-- Task to complete --
Look through the entries. Copy each line that has the word "OSDisk".

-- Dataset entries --
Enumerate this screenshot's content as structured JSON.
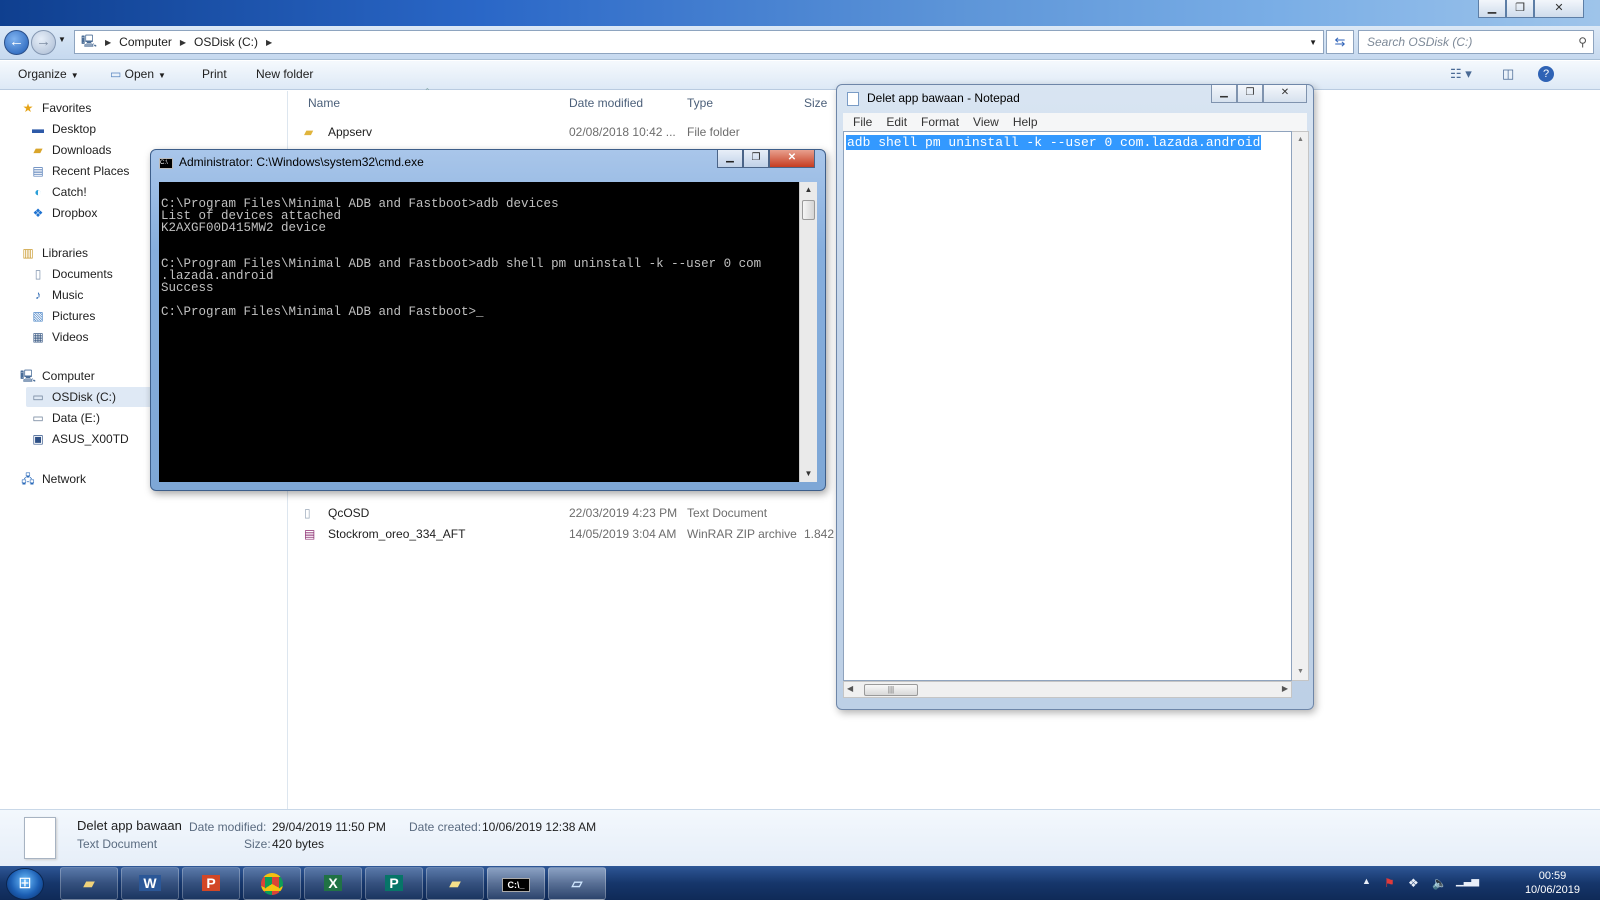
{
  "explorer": {
    "address": {
      "crumbs": [
        "Computer",
        "OSDisk (C:)"
      ]
    },
    "search_placeholder": "Search OSDisk (C:)",
    "toolbar": {
      "organize": "Organize",
      "open": "Open",
      "print": "Print",
      "new_folder": "New folder"
    },
    "nav": {
      "favorites_header": "Favorites",
      "favorites": [
        "Desktop",
        "Downloads",
        "Recent Places",
        "Catch!",
        "Dropbox"
      ],
      "libraries_header": "Libraries",
      "libraries": [
        "Documents",
        "Music",
        "Pictures",
        "Videos"
      ],
      "computer_header": "Computer",
      "computer": [
        "OSDisk (C:)",
        "Data (E:)",
        "ASUS_X00TD"
      ],
      "network": "Network"
    },
    "columns": {
      "name": "Name",
      "date": "Date modified",
      "type": "Type",
      "size": "Size"
    },
    "files": [
      {
        "name": "Appserv",
        "date": "02/08/2018 10:42 ...",
        "type": "File folder",
        "size": ""
      },
      {
        "name": "QcOSD",
        "date": "22/03/2019 4:23 PM",
        "type": "Text Document",
        "size": ""
      },
      {
        "name": "Stockrom_oreo_334_AFT",
        "date": "14/05/2019 3:04 AM",
        "type": "WinRAR ZIP archive",
        "size": "1.842"
      }
    ],
    "details": {
      "name": "Delet app bawaan",
      "type": "Text Document",
      "date_modified_label": "Date modified:",
      "date_modified": "29/04/2019 11:50 PM",
      "size_label": "Size:",
      "size": "420 bytes",
      "date_created_label": "Date created:",
      "date_created": "10/06/2019 12:38 AM"
    }
  },
  "cmd": {
    "title": "Administrator: C:\\Windows\\system32\\cmd.exe",
    "lines": [
      "",
      "C:\\Program Files\\Minimal ADB and Fastboot>adb devices",
      "List of devices attached",
      "K2AXGF00D415MW2 device",
      "",
      "",
      "C:\\Program Files\\Minimal ADB and Fastboot>adb shell pm uninstall -k --user 0 com",
      ".lazada.android",
      "Success",
      "",
      "C:\\Program Files\\Minimal ADB and Fastboot>_"
    ]
  },
  "notepad": {
    "title": "Delet app bawaan - Notepad",
    "menu": [
      "File",
      "Edit",
      "Format",
      "View",
      "Help"
    ],
    "content": "adb shell pm uninstall -k --user 0 com.lazada.android"
  },
  "taskbar": {
    "clock_time": "00:59",
    "clock_date": "10/06/2019",
    "buttons": [
      "explorer",
      "word",
      "powerpoint",
      "chrome",
      "excel",
      "publisher",
      "explorer-window",
      "cmd",
      "notepad"
    ]
  },
  "colors": {
    "accent": "#3399ff",
    "taskbar": "#16366b",
    "console_bg": "#000000",
    "console_fg": "#c0c0c0"
  }
}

-- Your response --
        "OSDisk (C:)"
    "search_placeholder": "Search OSDisk (C:)",
        "OSDisk (C:)",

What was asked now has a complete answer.